A new impetus for European biotechnology: bringing coherence to EU biotechnology policies
Today the European Commission presented a report on the implementation of the "Life Sciences & Biotechnology Strategy" adopted in 2002. The report highlights that progress has been made, in regards to biotechnology sector players as well as the public and business stakeholders, on the EU action plan's recommendations. Highlights over the last 12 months include the launch of a high level advisory group on "Competitiveness in Biotechnology", the completion of an EU regulatory framework for Genetically Modified Organisms (GMOs) and initiatives to boost research and increase the number of scientists in the biotech sector. The progress report identifies upcoming issues, including genetic testing and animal biotechnology. Biotechnology covers a wide range of powerful, but also sometimes controversial, technologies. It can make a vital contribution towards the long-term future of industries such as pharmaceuticals, food, agriculture, energy, textiles and chemicals. But success in developing biotechnology also depends on finding solutions to the significant ethical, societal, economic and environmental issues it throws up. The EU strategy provides a consistent approach to these challenges.

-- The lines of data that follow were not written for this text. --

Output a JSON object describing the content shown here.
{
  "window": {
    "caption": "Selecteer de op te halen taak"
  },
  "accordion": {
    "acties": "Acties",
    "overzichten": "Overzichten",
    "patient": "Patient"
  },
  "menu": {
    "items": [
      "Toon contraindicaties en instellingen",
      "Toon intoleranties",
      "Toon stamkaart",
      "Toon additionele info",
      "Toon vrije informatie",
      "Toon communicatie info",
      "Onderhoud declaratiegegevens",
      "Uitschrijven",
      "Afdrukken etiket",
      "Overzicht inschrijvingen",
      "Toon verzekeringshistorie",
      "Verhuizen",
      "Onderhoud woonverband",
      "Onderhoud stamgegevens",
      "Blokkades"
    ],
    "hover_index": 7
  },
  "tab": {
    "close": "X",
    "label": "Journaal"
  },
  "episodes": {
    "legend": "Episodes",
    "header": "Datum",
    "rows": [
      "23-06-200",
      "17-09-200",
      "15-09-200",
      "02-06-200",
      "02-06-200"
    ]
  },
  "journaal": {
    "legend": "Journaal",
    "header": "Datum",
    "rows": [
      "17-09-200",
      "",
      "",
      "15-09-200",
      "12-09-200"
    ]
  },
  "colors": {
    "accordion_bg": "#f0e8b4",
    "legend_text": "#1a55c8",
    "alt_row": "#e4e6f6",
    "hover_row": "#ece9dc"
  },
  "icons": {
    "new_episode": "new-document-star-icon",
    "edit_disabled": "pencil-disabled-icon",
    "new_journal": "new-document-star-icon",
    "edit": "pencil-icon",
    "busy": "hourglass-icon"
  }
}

Biotech players on board
In adopting the Strategy, European leaders recognised that many decision-makers in both government and the private sector have to play a more active role in its implementation. This is now starting to happen in the Member States. The process should be supported by the new "Competitiveness in Biotechnology" advisory group. The group, which includes business leaders and academics, is helping to identify issues affecting European competitiveness.
Progress on GMO legislation, slowdown on intellectual property rights
According to the Commission's report(1), last year saw both successes and disappointments. Successes ranged from the completion, at both the EU and national level, of the EU's reformed regulatory framework for GMOs, to initiatives to reverse the biotechnology brain-drain by boosting R&D funding and making Europe more attractive to scientists.
Disappointments included Member States' lack of agreement on a Community Patent and the ongoing failure of many Member States to implement agreed legislation to clarify intellectual property rights concerning biotechnology inventions.
The financial situation faced by small and medium-sized enterprises (SMEs) involved in biotechnology is less critical than previously feared, but still needs to be carefully watched for signs of improvement.
The report provides a comprehensive and detailed discussion of the state of the sector. It places particular weight on the need for Member States to implement and apply GMO legislation for which they themselves have called.
EU-funded research in life sciences and biotechnology
The Report notes the continuing support for Life Sciences and Biotechnology research. Under the EU 6th Framework Programme for Research, financial support to research in this area has been boosted by some 20% compared with the previous Framework Programme. In the first year of the programme more than €810 million was allocated to research in the areas of "life sciences, genomics and biotechnology for health" and "food quality and safety". More than 2700 laboratories and companies, including about 400 SMEs, are involved. As human resources and mobility of researchers are key elements in the acquisition and transfer of knowledge, the Commission has also increased the budget for the area of "human resources and mobility" to €1.5 billion.
2004 and beyond
The Report also sets out actions for 2004 and beyond and considers newly emerging, but potentially controversial issues such as genetic testing and animal biotechnology. One important continuing challenge is ensuring that the Strategy is implemented in a coherent way across the Union. To support this, the Commission proposes a more concerted effort between the Commission, Member States and the private sector, focusing on areas where responsibilities are less centralised. The development of biotechnology policy must retain a prominent place on the EU's political, economic and social agenda. The Commission therefore expects both the Council and the European Parliament to send a clear signal that biotechnology remains a high priority.
For further information please visit:
(1) Commission Report to the European Parliament, to the Council and to the European Economic and Social Committee: Life Sciences and Biotechnology: a strategy for Europe - Second Progress Report and Future Orientations (COM/2004/250)